* _Problem statement_
Search the records that follow and extract every line containing the string "icon".

-----

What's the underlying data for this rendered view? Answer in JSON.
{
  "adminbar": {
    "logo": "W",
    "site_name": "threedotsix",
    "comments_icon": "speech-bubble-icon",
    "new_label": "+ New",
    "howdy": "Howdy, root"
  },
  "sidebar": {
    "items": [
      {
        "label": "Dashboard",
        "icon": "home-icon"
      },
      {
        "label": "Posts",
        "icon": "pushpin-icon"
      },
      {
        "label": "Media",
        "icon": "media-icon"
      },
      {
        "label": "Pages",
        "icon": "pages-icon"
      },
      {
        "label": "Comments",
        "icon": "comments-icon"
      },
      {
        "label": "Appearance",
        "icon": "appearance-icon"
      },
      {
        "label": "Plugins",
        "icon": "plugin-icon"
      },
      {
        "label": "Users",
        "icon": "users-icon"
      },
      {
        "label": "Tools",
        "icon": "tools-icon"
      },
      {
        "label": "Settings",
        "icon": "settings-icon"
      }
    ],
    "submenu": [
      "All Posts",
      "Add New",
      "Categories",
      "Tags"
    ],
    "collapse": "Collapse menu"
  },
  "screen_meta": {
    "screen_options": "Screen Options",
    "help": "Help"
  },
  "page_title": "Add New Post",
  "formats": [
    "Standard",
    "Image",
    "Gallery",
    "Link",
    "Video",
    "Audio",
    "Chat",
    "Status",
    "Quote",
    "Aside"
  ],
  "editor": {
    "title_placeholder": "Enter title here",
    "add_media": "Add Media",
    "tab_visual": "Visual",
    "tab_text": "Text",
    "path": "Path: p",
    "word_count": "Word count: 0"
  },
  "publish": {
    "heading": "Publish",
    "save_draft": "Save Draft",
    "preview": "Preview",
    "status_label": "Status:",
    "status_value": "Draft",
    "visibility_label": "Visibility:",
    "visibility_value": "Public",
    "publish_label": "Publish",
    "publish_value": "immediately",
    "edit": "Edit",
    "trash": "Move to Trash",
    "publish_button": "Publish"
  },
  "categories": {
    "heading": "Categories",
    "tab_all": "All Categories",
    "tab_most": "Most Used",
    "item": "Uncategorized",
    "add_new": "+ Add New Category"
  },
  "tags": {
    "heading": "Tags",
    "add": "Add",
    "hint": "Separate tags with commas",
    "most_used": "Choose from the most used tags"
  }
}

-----

* _Answer space_
    "comments_icon": "speech-bubble-icon",
        "icon": "home-icon"
        "icon": "pushpin-icon"
        "icon": "media-icon"
        "icon": "pages-icon"
        "icon": "comments-icon"
        "icon": "appearance-icon"
        "icon": "plugin-icon"
        "icon": "users-icon"
        "icon": "tools-icon"
        "icon": "settings-icon"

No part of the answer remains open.